Children as co-researchers: The need for protection
- 16 Oct 2014
- Dunedin Academic Press
- 118 pages - 138 x 216 x 7mm
- Protecting Children and Young People
Caroline Bradbury-Jones explores the ethical, methodological, practical and protection issues associated with this participatory approach and provides a range of practical solutions to these issues. Among the key issues that are discussed are those of assessing children’s competence; ensuring sufficient preparation; the balancing of insider/outsider perspectives; the need for appropriate remuneration; overcoming power differentials between children and adults and the safeguarding of the children working as co-researchers.
The author’s pragmatic approach and the solutions proposed to overcome the issues raised by such projects will assist researchers who engage with children as co-researchers to overcome the multiplicity of protection issues that are inherent within this participatory approach. As such it is a valuable resource for postgraduate students and academic staff from a range of disciplines, particularly health, social care and education who conduct research with children.
'The book is a valuable companion for researchers doing research with children (and not for them). It is not a manual, but a good mirror to be used to reflect your own challenges during the research processes. In addition, students could learn much about these complex matters by reading and discussing the book.'
European Journal of Social Work

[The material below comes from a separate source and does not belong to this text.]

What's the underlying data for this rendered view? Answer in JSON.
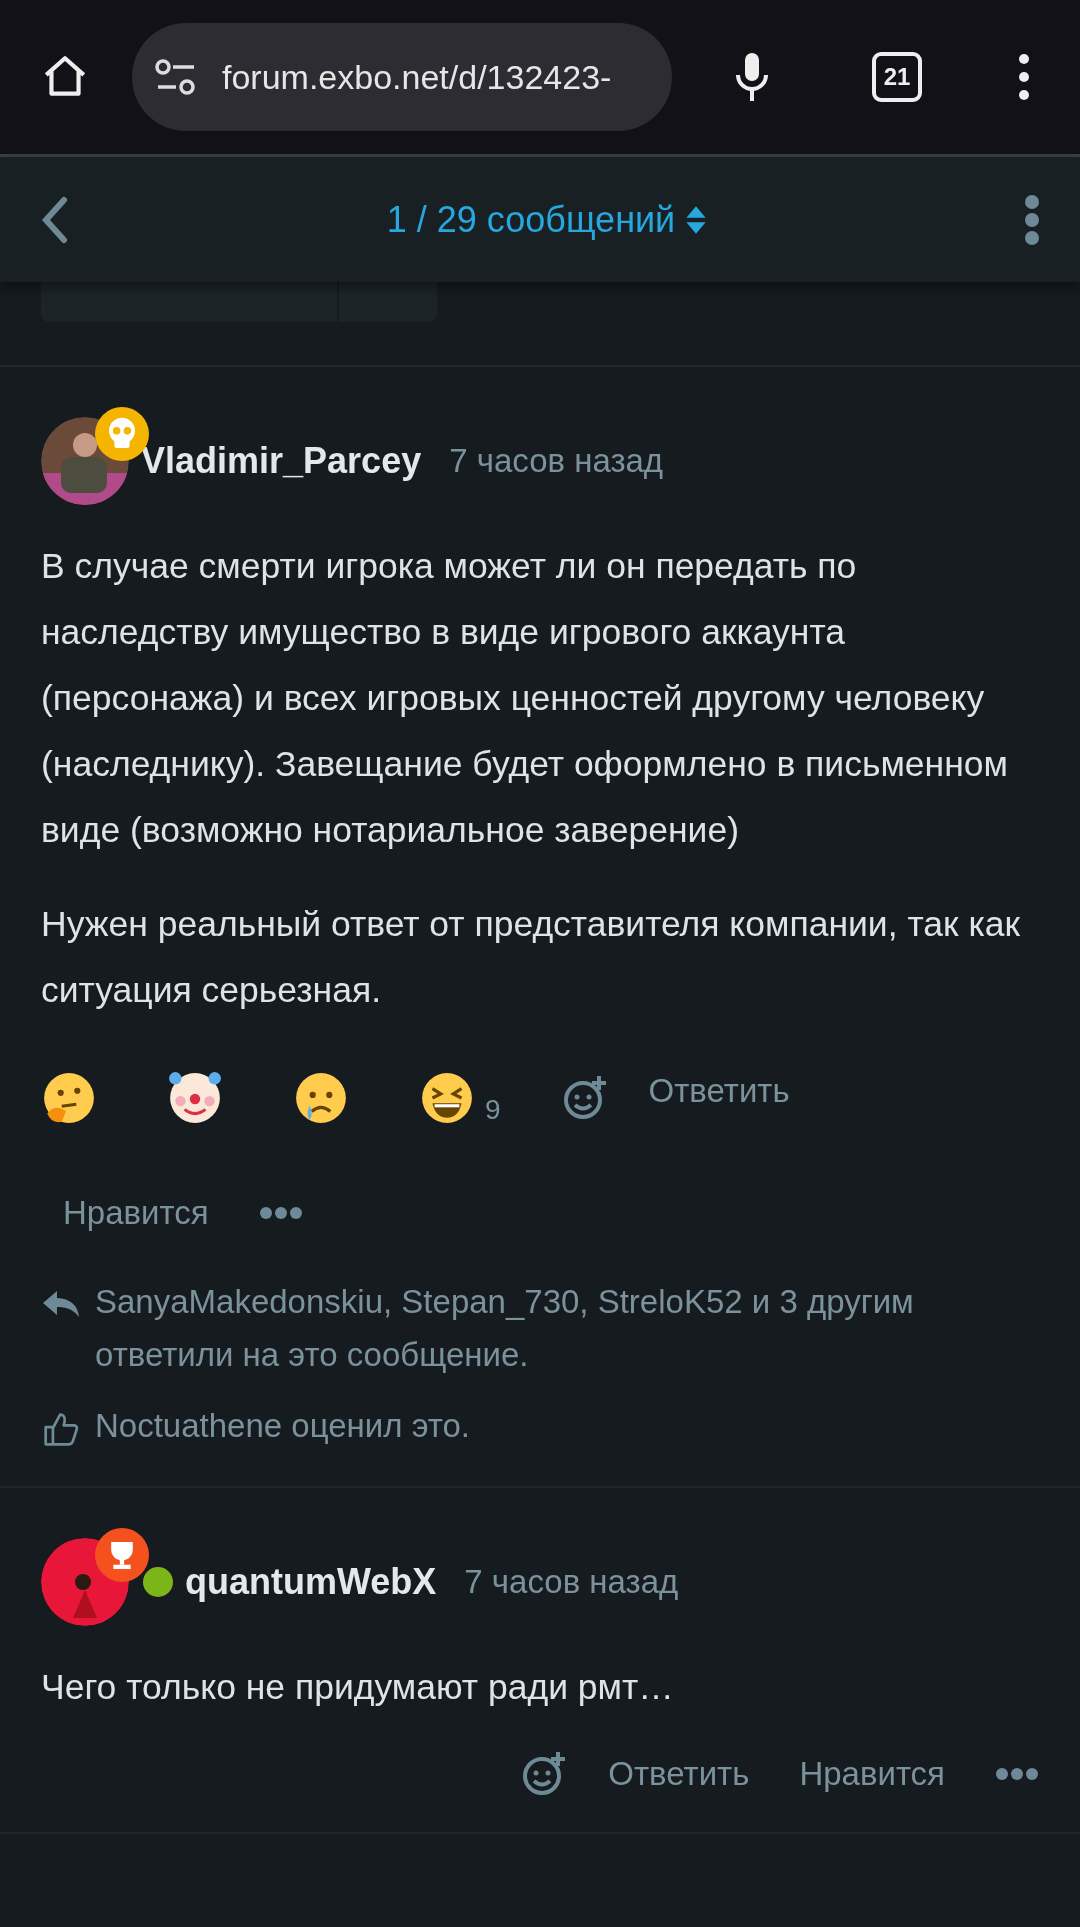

'The absence of 'bells and whistles' in the title of this book may lead some potential readers to overlook an important publication in this field. Throughout, we are reminded of Piaget's (1929) work A Child's Conceptualisation of the World. Using his own children as co-researchers, he possessed the insight and patience to gain their perspectives and record them in an informative and non-judgemental way. In Children as Co-researchers, Bradbury-Jones highlights the paramount need to protect children and gain their informed involvement in research undertaken with them... The author highlights a frequent obvious oversight in conducting research about children; not actually exploring the relevant issues via interview with children. Bradbury-Jones rightly suggests that children are experts in child research and to study their experiences, children need to be supported and empowered as 'co-researchers'... Bradbury-Jones's book links theory with practice to inform postgraduate students and practitioners about the complexities involved in undertaking research relating to children. We consider that the book presents a necessary 'paradigm shift' wherein children involved in studies are empowered and informed participants.' BASPCAN E-Newsletter Spring 2017